Signs and Symptoms of Ketamine Addiction
Recognizing the signs and symptoms of ketamine addiction is crucial for early intervention and treatment. Common indicators include:
- Compulsive Drug Use: The individual experiences an uncontrollable urge to use ketamine, often leading to a loss of control over their drug intake.
- Tolerance and Withdrawal: Over time, the person may require higher doses of ketamine to achieve the desired effects and may experience withdrawal symptoms when attempting to quit or reduce use.
- Neglecting Responsibilities: Ketamine addiction can lead to neglect of personal, professional, or educational obligations, as the drug takes priority over other aspects of life.
- Social Isolation: Individuals struggling with ketamine addiction may withdraw from friends, family, and social activities, preferring the company of others who share their drug use habits.
- Physical and Psychological Effects: Ketamine addiction can lead to physical health issues, such as bladder and urinary problems, gastrointestinal complications, and cognitive impairments. Psychological effects may include mood swings, anxiety, depression, and impaired memory.
Treatment Options for Ketamine Addiction
Treating ketamine addiction typically involves a combination of medical, psychological, and social interventions:
- Detoxification: Medically supervised detoxification may be necessary to safely manage withdrawal symptoms and ensure the individual’s physical well-being during the initial phase of recovery.
- Behavioral Therapies: Cognitive-behavioral therapy (CBT) and motivational interviewing (MI) are commonly used therapeutic approaches to help individuals identify and change addictive behaviors, develop coping skills, and prevent relapse.
- Supportive Therapies: Group therapy, such as 12-step programs or support groups, can provide a supportive and understanding environment for individuals in recovery, allowing them to share experiences and learn from others facing similar challenges.
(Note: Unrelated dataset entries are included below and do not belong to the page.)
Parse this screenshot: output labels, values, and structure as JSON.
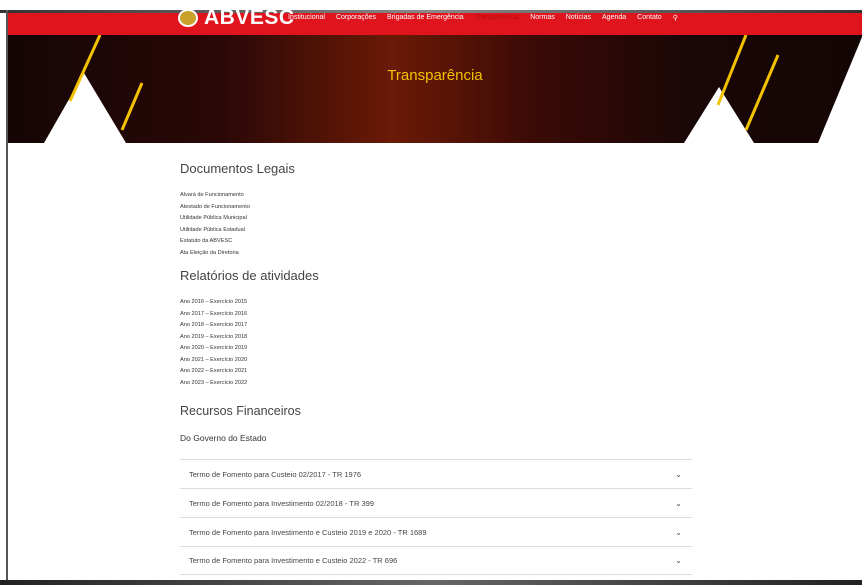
{
  "brand": {
    "name": "ABVESC"
  },
  "nav": {
    "items": [
      "Institucional",
      "Corporações",
      "Brigadas de Emergência",
      "Transparência",
      "Normas",
      "Notícias",
      "Agenda",
      "Contato"
    ],
    "search_icon": "search-icon"
  },
  "hero": {
    "title": "Transparência"
  },
  "documentos": {
    "heading": "Documentos Legais",
    "links": [
      "Alvará de Funcionamento",
      "Atestado de Funcionamento",
      "Utilidade Pública Municipal",
      "Utilidade Pública Estadual",
      "Estatuto da ABVESC",
      "Ata Eleição da Diretoria"
    ]
  },
  "relatorios": {
    "heading": "Relatórios de atividades",
    "links": [
      "Ano 2016 – Exercício 2015",
      "Ano 2017 – Exercício 2016",
      "Ano 2018 – Exercício 2017",
      "Ano 2019 – Exercício 2018",
      "Ano 2020 – Exercício 2019",
      "Ano 2021 – Exercício 2020",
      "Ano 2022 – Exercício 2021",
      "Ano 2023 – Exercício 2022"
    ]
  },
  "recursos": {
    "heading": "Recursos Financeiros",
    "subheading": "Do Governo do Estado",
    "items": [
      "Termo de Fomento para Custeio 02/2017 - TR 1976",
      "Termo de Fomento para Investimento 02/2018 - TR 399",
      "Termo de Fomento para Investimento e Custeio 2019 e 2020 - TR 1689",
      "Termo de Fomento para Investimento e Custeio 2022 - TR 696"
    ]
  },
  "colors": {
    "brand_red": "#e0141c",
    "hero_title": "#f2c200"
  }
}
- Dual Diagnosis Treatment: If co-occurring mental health conditions are present, integrated treatment addressing both the addiction and the underlying mental health issues is essential for successful recovery.
- Aftercare and Relapse Prevention: Continued support and monitoring are crucial after completing initial treatment. Aftercare programs, therapy sessions, and relapse prevention
The treatment of bipolar disorder involves a comprehensive approach that includes medication, psychotherapy, lifestyle adjustments, support networks, and self-care. Each person’s treatment plan may vary, and it often requires ongoing collaboration between the individual, their healthcare provider, and support system.